Problem to solve: Every line with "GEORGIAN" in it should be copied from the data.

___ Entries shown

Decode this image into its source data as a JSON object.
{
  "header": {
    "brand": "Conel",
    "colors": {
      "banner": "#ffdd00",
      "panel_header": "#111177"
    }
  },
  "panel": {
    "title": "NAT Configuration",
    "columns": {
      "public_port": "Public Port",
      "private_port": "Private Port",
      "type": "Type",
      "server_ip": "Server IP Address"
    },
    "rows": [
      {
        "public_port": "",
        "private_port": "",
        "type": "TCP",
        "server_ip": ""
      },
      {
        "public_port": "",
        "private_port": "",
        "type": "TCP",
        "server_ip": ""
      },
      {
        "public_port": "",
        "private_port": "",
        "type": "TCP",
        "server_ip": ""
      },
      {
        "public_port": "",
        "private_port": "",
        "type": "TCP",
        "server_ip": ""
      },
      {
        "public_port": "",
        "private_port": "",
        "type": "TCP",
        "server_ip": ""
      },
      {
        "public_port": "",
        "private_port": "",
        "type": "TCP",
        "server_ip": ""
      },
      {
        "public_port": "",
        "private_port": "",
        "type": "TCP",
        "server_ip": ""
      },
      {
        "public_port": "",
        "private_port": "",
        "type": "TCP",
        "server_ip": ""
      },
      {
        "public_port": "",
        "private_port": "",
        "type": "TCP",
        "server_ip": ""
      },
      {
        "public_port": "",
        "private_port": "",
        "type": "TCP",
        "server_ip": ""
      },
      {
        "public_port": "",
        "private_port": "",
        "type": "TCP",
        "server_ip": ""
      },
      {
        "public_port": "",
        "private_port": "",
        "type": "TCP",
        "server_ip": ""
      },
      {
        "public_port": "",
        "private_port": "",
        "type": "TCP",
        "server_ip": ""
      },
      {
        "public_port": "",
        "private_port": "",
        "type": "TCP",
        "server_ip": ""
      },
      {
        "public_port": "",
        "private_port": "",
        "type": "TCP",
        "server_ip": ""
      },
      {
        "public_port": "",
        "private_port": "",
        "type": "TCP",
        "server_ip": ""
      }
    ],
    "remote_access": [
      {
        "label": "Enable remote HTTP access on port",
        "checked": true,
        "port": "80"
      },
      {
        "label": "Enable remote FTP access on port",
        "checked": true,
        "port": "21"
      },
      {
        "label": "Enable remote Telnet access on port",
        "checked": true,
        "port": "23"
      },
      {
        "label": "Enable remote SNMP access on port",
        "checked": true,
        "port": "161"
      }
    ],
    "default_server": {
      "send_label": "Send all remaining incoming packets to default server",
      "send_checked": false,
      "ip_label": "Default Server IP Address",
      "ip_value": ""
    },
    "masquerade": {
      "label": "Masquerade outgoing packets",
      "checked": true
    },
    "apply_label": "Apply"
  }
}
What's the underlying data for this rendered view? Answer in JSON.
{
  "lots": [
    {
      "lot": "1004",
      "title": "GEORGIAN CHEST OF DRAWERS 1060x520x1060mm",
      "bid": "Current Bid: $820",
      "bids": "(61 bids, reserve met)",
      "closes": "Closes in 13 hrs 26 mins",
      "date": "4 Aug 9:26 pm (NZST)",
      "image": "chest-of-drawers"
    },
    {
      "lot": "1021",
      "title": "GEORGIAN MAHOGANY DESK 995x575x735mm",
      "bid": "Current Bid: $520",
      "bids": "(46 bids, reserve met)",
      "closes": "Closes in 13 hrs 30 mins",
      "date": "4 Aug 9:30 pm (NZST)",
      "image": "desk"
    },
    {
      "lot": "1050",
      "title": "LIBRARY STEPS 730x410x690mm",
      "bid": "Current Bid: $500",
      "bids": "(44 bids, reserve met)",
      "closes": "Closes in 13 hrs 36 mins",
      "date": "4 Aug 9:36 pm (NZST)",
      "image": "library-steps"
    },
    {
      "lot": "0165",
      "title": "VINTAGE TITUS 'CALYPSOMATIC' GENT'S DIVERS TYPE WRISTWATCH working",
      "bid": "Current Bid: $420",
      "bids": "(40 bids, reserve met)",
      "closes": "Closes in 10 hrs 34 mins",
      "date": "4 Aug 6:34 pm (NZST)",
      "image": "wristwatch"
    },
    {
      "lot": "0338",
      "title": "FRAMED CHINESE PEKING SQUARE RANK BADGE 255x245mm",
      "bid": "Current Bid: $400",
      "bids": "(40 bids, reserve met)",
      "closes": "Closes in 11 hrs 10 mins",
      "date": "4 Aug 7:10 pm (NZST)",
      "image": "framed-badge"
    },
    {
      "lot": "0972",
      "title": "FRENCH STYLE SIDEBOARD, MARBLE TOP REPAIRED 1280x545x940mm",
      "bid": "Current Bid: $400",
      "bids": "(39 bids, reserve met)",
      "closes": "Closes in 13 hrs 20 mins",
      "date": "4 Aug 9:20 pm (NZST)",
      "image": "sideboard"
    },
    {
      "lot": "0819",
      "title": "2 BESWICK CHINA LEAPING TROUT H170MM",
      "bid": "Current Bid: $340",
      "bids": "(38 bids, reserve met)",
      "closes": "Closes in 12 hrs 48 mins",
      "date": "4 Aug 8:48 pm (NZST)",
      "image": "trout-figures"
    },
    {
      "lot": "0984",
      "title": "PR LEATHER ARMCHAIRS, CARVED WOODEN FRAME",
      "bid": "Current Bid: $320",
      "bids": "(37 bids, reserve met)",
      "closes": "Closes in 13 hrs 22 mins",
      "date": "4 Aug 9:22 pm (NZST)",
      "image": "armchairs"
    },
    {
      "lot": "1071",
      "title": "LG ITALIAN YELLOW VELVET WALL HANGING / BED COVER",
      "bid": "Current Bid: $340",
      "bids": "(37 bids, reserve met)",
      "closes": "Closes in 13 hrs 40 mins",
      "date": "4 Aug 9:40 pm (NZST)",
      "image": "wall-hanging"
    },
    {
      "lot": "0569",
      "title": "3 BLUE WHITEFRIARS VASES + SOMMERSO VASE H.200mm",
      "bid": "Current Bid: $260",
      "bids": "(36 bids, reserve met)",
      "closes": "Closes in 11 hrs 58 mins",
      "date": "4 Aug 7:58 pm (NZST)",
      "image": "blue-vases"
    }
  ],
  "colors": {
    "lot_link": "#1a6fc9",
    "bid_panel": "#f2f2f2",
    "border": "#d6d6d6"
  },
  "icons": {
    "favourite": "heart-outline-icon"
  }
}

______

Solved problem:
      "title": "GEORGIAN CHEST OF DRAWERS 1060x520x1060mm",
      "title": "GEORGIAN MAHOGANY DESK 995x575x735mm",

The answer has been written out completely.